I had live sketched and used illustrated reportage to cover events before Pyeongchang (see archcomix.com for examples), but nothing with as tight a turnaround over such a sustained period. The main challenges I thought I would face going into it were sketching in the cold and trying to capture fast-paced live events without relying too heavily on photography. In the end the cold wasn't too bad (my winter sketching gloves with holes for the thumb and index finger served up to a point), and I managed to blend the live doodles from events like short track speedskating and ice hockey with burst photography for reference.
The main challenge was actually compressing so much information into a space the size of 2/3 of a US letter page, which I pushed to its maximum when I squeezed in four tiers as opposed to three. I tend to think of a standard US letter-sized comics page as three tiers (horizontal lines) comprised of three panels each, making a nine panel grid. For the Daily Draw, the designated width was slightly smaller (5.75 inches wide), so I shortened that to a three-tier layout with two panels per tier.
The aim of using comics was to freeze certain moments in time and provide a sort of illustrated commentary on them, such as the quad jump in figure skating or Red Gerard's epic snowboard slopestyle run. Not to mention to get around certain sanctions that we faced when it came to not showing video shot inside Olympic venues.
Hopefully the Daily Draw series has helped readers understand newfound aspects of some of the sports, as well as highlighting how comics don't have to be funny or focused solely on a younger audience. I also tried to give a sense of scale using my live drawings, such as the snowboard halfpipe, where I drew my point of view from the press pit and then superimposed Shaun White's gold-winning run over the top. Not to mention more hastily sketched impressions of the locations, such as the high speed train ride from Incheon to Pyeongchang that I started the Daily Draw series with.
I usually aimed to do the reporting the night before a story ran, so that I could spend the following day writing, editing and drawing it. The more live sketches I do at the scene the faster the turnaround. Inevitably, some days I would spend the morning at an event, then head to the main press center and start drawing around 2 p.m., which would mean a late finish around midnight or so. It usually takes me about nine or 10 hours to complete a page from start to finish. Though like all journalists here in Pyeongchang, I often found myself at the mercy of the bus schedules for moving between venues, which can play havoc with any attempts at scheduling.

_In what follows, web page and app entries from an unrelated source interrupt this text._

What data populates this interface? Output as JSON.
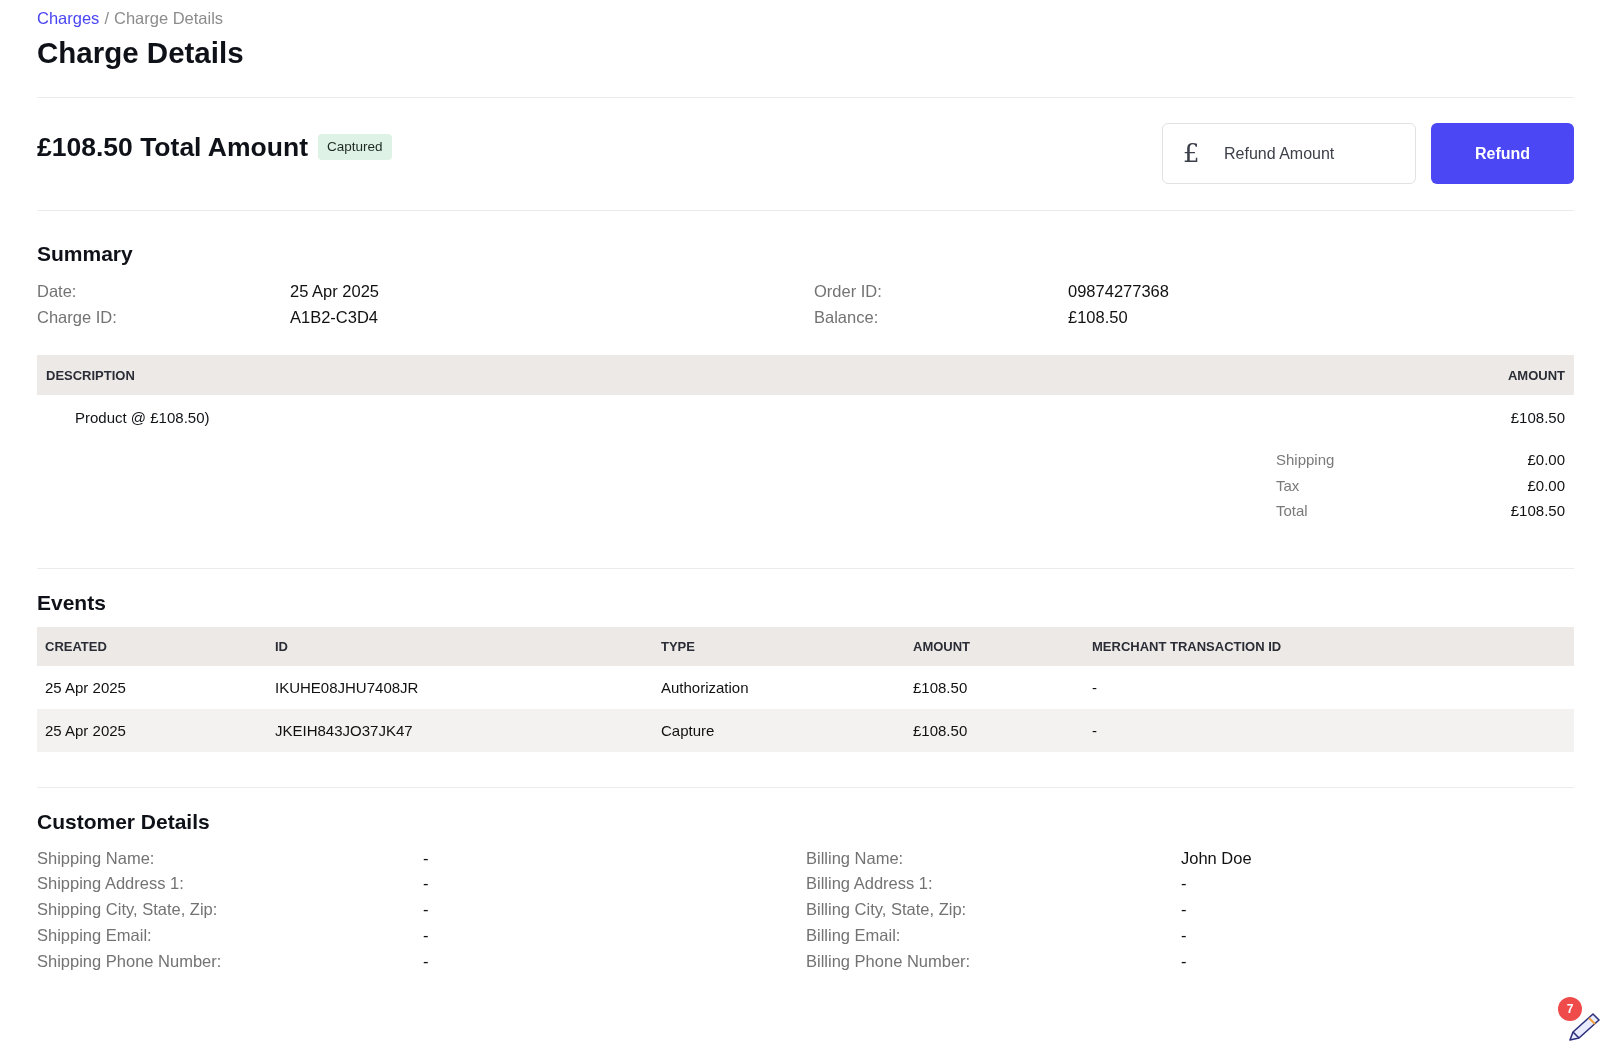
{
  "breadcrumb": {
    "separator": "/",
    "items": [
      {
        "label": "Charges",
        "kind": "link"
      },
      {
        "label": "Charge Details",
        "kind": "current"
      }
    ]
  },
  "page_title": "Charge Details",
  "charge_header": {
    "title": "£108.50 Total Amount",
    "status_badge": "Captured"
  },
  "refund": {
    "currency_symbol": "£",
    "placeholder": "Refund Amount",
    "button": "Refund"
  },
  "summary": {
    "title": "Summary",
    "columns": [
      [
        {
          "label": "Date:",
          "value": "25 Apr 2025"
        },
        {
          "label": "Charge ID:",
          "value": "A1B2-C3D4"
        }
      ],
      [
        {
          "label": "Order ID:",
          "value": "09874277368"
        },
        {
          "label": "Balance:",
          "value": "£108.50"
        }
      ]
    ]
  },
  "line_items": {
    "columns": [
      "DESCRIPTION",
      "AMOUNT"
    ],
    "rows": [
      {
        "description": "Product @ £108.50)",
        "amount": "£108.50"
      }
    ],
    "totals": [
      {
        "label": "Shipping",
        "value": "£0.00"
      },
      {
        "label": "Tax",
        "value": "£0.00"
      },
      {
        "label": "Total",
        "value": "£108.50"
      }
    ]
  },
  "events": {
    "title": "Events",
    "columns": [
      "CREATED",
      "ID",
      "TYPE",
      "AMOUNT",
      "MERCHANT TRANSACTION ID"
    ],
    "rows": [
      [
        "25 Apr 2025",
        "IKUHE08JHU7408JR",
        "Authorization",
        "£108.50",
        "-"
      ],
      [
        "25 Apr 2025",
        "JKEIH843JO37JK47",
        "Capture",
        "£108.50",
        "-"
      ]
    ]
  },
  "customer_details": {
    "title": "Customer Details",
    "columns": [
      [
        {
          "label": "Shipping Name:",
          "value": "-"
        },
        {
          "label": "Shipping Address 1:",
          "value": "-"
        },
        {
          "label": "Shipping City, State, Zip:",
          "value": "-"
        },
        {
          "label": "Shipping Email:",
          "value": "-"
        },
        {
          "label": "Shipping Phone Number:",
          "value": "-"
        }
      ],
      [
        {
          "label": "Billing Name:",
          "value": "John Doe"
        },
        {
          "label": "Billing Address 1:",
          "value": "-"
        },
        {
          "label": "Billing City, State, Zip:",
          "value": "-"
        },
        {
          "label": "Billing Email:",
          "value": "-"
        },
        {
          "label": "Billing Phone Number:",
          "value": "-"
        }
      ]
    ]
  },
  "floating_widget": {
    "badge_count": "7"
  }
}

The response has been overwhelmingly positive both in real life and on social, (my Instagram and Twitter is @archcomix) and I've had many people come up to me while I'm drawing and ask what I'm doing, which is always good for starting a conversation. This is a definite advantage of graphic journalism, as it means you can include some of the behind-the-scenes action that might not make it into print, such as the U.S. and Russian supporters sitting next to each other at the women's hockey, or letting the world have a glimps of the Kpop band EXO before the supertars' performance is shown on TV. I'm always interested in finding new ways to present stories in a different perspective, be it animations, gifs, comics or live sketches.